Draft Decision: 41 COM 7B.15
The World Heritage Committee,
- Having examined Document WHC/17/41.COM/7B.Add.2,
- Recalling Decision 40 COM 7B.75, adopted at its 40th session (Istanbul/UNESCO, 2016),
- Notes with appreciation the State Party’s ongoing commitment and efforts aimed at the preservation of the critically endangered vaquita and totoaba, particularly through the establishment of an unprecedented level of cooperation between different national authorities, including the Mexican Navy;
- Notes with utmost concern the conclusions of the 2017 joint World Heritage Centre/IUCN Reactive Monitoring mission that the decline of the critically endangered vaquita has continued to an estimated 30 individuals and that the main cause of its mortality is entanglement in illegal gillnets;
- While noting the confirmation of the mission that other attributes of the property’s Outstanding Universal Value (OUV) remain in good condition, considers that the risk of imminent extinction of the vaquita, specifically recognized as part of the property’s OUV and endemic to the Gulf of California, represents an ascertained danger to the OUV of the property in line with Paragraph 180 c) i) of the Operational Guidelines;

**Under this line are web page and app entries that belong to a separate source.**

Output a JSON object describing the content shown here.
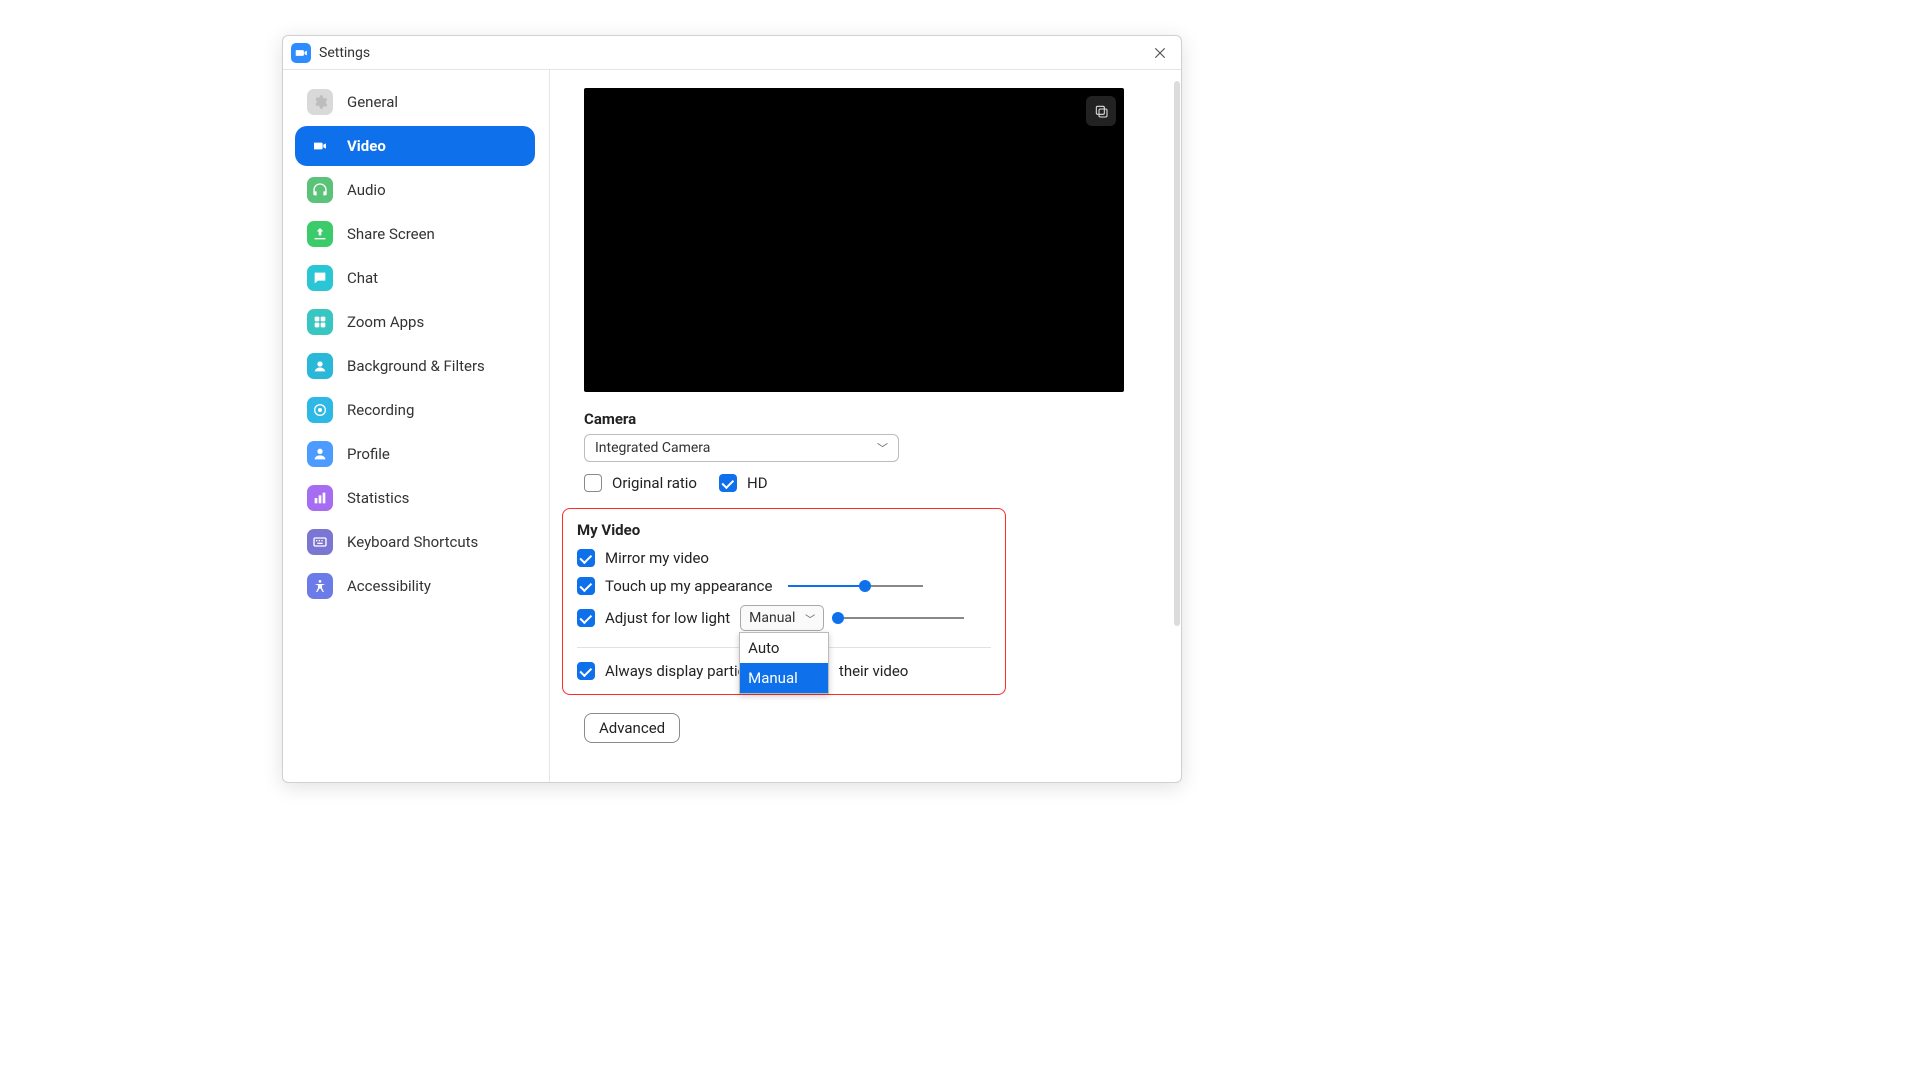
{
  "window": {
    "title": "Settings"
  },
  "sidebar": {
    "items": [
      {
        "label": "General",
        "iconColor": "#d9d9d9",
        "icon": "gear"
      },
      {
        "label": "Video",
        "iconColor": "#0E71EB",
        "icon": "video",
        "active": true
      },
      {
        "label": "Audio",
        "iconColor": "#5BC27A",
        "icon": "headphones"
      },
      {
        "label": "Share Screen",
        "iconColor": "#3BCB6B",
        "icon": "share"
      },
      {
        "label": "Chat",
        "iconColor": "#2AC6D5",
        "icon": "chat"
      },
      {
        "label": "Zoom Apps",
        "iconColor": "#37C6C1",
        "icon": "apps"
      },
      {
        "label": "Background & Filters",
        "iconColor": "#29B8D8",
        "icon": "bgfilters"
      },
      {
        "label": "Recording",
        "iconColor": "#2EB8E6",
        "icon": "record"
      },
      {
        "label": "Profile",
        "iconColor": "#4D9BFF",
        "icon": "profile"
      },
      {
        "label": "Statistics",
        "iconColor": "#A66DF2",
        "icon": "stats"
      },
      {
        "label": "Keyboard Shortcuts",
        "iconColor": "#7B76D3",
        "icon": "keyboard"
      },
      {
        "label": "Accessibility",
        "iconColor": "#6B7CE8",
        "icon": "accessibility"
      }
    ]
  },
  "camera": {
    "heading": "Camera",
    "selected": "Integrated Camera",
    "originalRatio": {
      "label": "Original ratio",
      "checked": false
    },
    "hd": {
      "label": "HD",
      "checked": true
    }
  },
  "myVideo": {
    "heading": "My Video",
    "mirror": {
      "label": "Mirror my video",
      "checked": true
    },
    "touchup": {
      "label": "Touch up my appearance",
      "checked": true,
      "sliderPercent": 57
    },
    "lowlight": {
      "label": "Adjust for low light",
      "checked": true,
      "mode": "Manual",
      "options": [
        "Auto",
        "Manual"
      ],
      "sliderPercent": 3
    },
    "alwaysDisplayPrefix": "Always display partici",
    "alwaysDisplaySuffix": " their video",
    "alwaysDisplayChecked": true
  },
  "advancedButton": "Advanced"
}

- Decides to inscribe the Islands and Protected Areas of the Gulf of California (Mexico) on the List of World Heritage in Danger;
- Urges the State Party to implement all recommendations of the mission, particularly the establishment of a permanent ban on gillnets use, sale, manufacture and possession at sea and on land within the Vaquita Refuge and the current Gillnet and Longline Suspension Zone and in the adjacent land areas and development of alternative gear for legal fisheries which would not cause bycatch of vaquita and other marine mammal species, sharks and turtles;
- Reiterate its calls to the States Parties, which are transit and destination countries for illegal trade in totoaba swim bladder, to support the State Party of Mexico to halt this illegal trade, in particular through the implementation of the Convention on International Trade of Endangered Species of Wild Fauna and Flora (CITES);
- Requests the State Party to develop, in consultation with the World Heritage Centre and IUCN, a set of corrective measures and a proposal for the Desired state of conservation for the removal of the property from the List of World Heritage in Danger (DSOCR), for examination by the Committee at its 42nd session in 2018;
- Also requests the State Party to submit to the World Heritage Centre, by 1 February 2018, an updated report on the state of conservation of the property and the implementation of the above, for examination by the World Heritage Committee at its 42nd session in 2018.
The threats indicated are listed in alphabetical order; their order does not constitute a classification according to the importance of their impact on the property.
Furthermore, they are presented irrespective of the type of threat faced by the property, i.e. with specific and proven imminent danger (“ascertained danger”) or with threats which could have deleterious effects on the property’s Outstanding Universal Value (“potential danger”).